(Website and app data records)

════════════════

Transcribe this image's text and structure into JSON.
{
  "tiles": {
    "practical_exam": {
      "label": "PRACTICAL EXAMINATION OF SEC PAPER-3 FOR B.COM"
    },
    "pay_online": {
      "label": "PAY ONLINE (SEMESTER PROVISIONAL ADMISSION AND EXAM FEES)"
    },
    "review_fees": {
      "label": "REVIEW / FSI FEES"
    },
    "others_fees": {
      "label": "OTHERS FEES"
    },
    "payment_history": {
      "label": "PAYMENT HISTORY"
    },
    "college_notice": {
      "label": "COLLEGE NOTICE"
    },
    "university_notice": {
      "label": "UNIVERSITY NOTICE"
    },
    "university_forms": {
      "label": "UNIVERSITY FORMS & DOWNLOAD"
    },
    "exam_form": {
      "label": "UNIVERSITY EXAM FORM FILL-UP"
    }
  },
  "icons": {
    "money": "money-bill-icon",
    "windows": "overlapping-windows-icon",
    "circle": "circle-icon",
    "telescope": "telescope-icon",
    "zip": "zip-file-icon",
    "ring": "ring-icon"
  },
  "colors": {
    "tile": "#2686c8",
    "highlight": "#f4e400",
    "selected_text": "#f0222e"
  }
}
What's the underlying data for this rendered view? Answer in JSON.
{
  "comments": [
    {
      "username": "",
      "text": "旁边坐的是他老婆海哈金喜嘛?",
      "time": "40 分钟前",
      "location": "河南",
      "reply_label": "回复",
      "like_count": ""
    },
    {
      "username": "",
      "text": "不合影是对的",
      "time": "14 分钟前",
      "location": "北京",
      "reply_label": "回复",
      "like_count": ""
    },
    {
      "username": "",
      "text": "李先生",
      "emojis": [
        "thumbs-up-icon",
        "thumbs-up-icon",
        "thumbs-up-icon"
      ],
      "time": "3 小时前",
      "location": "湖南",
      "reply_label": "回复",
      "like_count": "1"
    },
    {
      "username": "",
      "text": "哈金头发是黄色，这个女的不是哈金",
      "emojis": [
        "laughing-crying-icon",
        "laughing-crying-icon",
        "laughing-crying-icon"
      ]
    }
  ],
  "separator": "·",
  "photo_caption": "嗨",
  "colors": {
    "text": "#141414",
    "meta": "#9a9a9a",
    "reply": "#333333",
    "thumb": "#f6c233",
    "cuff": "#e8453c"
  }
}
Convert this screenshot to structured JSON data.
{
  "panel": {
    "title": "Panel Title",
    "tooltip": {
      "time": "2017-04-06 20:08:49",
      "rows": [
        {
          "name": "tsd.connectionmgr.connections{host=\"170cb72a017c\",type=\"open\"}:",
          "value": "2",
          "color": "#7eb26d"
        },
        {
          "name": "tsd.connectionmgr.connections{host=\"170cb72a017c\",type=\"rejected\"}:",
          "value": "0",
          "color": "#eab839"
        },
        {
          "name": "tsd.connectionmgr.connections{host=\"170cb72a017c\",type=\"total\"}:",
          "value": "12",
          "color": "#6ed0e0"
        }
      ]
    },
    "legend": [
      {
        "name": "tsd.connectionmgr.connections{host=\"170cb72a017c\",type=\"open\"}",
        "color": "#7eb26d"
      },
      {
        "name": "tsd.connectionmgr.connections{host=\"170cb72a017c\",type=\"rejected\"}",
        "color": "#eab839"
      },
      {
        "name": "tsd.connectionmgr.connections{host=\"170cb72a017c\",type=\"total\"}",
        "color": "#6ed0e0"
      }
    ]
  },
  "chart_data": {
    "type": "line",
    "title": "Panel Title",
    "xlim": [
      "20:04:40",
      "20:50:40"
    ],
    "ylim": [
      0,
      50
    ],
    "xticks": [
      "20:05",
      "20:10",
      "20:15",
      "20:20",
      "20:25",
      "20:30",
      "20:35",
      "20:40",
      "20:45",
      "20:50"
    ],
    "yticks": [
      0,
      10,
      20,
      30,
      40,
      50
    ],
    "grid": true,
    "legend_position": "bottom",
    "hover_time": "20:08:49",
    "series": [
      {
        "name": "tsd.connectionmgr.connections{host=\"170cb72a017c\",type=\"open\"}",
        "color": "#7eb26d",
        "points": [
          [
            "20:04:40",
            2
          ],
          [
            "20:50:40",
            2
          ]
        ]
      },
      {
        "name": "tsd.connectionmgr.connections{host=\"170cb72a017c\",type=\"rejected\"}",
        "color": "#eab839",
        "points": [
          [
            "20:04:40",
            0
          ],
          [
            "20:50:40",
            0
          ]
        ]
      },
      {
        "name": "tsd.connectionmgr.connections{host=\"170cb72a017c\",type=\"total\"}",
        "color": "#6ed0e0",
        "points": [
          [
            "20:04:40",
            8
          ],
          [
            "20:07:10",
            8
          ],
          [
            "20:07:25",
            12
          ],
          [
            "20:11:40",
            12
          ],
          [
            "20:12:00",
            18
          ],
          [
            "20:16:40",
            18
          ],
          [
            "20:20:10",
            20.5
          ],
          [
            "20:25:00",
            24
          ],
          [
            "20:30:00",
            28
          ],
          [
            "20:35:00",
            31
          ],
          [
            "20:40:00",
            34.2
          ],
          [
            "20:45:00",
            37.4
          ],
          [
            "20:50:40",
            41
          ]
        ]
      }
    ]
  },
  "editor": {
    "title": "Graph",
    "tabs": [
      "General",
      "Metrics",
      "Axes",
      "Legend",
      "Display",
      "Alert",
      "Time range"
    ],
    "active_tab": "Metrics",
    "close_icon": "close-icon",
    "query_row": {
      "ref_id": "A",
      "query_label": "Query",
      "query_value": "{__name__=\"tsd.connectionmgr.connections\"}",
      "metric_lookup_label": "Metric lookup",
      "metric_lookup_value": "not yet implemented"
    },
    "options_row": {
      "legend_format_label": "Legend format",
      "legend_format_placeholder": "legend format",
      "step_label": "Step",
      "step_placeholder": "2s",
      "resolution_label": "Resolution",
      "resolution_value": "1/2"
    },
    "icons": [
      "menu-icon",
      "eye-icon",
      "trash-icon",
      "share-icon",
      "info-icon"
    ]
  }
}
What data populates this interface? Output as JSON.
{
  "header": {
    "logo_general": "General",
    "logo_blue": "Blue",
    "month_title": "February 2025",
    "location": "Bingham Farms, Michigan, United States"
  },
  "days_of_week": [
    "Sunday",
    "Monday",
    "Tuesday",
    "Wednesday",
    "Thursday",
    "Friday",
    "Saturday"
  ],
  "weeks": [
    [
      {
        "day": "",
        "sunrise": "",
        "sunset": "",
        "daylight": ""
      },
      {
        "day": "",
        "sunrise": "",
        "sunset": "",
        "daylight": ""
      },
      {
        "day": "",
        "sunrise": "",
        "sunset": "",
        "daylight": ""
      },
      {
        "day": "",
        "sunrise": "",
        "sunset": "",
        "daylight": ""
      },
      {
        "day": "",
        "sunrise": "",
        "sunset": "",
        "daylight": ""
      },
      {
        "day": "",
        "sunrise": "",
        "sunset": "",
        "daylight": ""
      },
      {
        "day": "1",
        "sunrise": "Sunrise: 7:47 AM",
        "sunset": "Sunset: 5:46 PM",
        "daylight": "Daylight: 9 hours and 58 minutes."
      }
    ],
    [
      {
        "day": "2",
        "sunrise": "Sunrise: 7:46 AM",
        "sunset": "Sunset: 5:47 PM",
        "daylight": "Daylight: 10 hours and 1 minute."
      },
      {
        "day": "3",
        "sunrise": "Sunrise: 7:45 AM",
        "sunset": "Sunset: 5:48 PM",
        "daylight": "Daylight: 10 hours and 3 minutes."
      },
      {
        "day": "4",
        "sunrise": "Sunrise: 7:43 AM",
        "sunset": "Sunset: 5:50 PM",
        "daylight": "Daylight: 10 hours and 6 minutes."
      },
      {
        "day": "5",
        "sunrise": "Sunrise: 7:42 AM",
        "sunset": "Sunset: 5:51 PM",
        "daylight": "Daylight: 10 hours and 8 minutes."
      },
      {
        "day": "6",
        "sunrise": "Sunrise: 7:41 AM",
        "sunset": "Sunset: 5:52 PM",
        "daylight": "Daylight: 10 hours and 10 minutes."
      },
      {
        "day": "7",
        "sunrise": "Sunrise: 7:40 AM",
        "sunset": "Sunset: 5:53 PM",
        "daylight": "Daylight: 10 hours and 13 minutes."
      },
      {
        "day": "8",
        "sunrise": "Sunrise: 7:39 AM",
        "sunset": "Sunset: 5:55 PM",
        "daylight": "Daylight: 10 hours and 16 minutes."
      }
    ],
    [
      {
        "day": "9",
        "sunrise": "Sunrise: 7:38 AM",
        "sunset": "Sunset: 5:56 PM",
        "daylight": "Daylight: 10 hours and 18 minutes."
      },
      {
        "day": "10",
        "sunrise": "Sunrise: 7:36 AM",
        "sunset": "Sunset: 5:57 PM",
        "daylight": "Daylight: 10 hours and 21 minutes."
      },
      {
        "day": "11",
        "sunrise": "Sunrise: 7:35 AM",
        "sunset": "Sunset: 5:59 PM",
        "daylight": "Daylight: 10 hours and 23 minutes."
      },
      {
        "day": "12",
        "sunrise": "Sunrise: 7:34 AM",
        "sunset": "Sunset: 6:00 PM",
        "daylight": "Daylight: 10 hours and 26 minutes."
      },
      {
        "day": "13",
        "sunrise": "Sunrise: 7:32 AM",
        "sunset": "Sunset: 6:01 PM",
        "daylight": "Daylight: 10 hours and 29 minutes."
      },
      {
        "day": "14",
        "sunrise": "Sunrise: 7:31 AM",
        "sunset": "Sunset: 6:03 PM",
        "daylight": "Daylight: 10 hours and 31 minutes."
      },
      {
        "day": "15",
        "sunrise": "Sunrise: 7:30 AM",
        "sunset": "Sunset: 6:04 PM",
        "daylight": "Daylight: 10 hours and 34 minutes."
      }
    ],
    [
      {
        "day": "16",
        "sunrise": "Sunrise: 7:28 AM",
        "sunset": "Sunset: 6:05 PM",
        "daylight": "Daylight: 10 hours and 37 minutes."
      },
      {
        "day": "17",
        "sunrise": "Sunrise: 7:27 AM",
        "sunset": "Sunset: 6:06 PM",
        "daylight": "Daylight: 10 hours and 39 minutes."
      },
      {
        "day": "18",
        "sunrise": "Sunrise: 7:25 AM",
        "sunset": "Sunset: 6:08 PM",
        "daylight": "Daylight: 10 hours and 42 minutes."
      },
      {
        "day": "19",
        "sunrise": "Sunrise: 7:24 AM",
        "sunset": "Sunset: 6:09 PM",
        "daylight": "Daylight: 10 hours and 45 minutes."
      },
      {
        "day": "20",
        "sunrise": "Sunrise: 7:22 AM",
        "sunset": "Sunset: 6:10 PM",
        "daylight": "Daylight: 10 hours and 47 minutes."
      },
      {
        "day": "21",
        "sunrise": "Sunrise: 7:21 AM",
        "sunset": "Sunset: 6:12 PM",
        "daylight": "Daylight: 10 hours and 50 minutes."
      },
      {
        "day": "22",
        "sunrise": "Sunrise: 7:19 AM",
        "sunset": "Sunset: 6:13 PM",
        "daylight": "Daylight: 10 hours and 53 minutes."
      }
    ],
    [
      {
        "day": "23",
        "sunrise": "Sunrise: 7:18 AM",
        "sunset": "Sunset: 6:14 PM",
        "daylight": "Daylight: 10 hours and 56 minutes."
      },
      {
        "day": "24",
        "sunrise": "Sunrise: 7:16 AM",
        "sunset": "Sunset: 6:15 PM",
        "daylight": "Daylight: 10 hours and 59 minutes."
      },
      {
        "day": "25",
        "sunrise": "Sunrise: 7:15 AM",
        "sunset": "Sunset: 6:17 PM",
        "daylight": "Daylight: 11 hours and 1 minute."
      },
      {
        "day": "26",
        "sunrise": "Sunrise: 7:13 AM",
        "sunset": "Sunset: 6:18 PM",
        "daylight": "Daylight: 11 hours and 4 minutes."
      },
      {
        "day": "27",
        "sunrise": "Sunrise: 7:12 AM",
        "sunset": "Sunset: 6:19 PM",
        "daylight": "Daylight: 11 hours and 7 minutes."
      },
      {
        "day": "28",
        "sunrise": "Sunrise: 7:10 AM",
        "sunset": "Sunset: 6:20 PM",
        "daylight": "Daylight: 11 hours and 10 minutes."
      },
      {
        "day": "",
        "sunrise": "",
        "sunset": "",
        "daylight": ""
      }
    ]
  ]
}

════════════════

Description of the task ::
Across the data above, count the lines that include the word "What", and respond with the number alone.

Exercise answer ::
2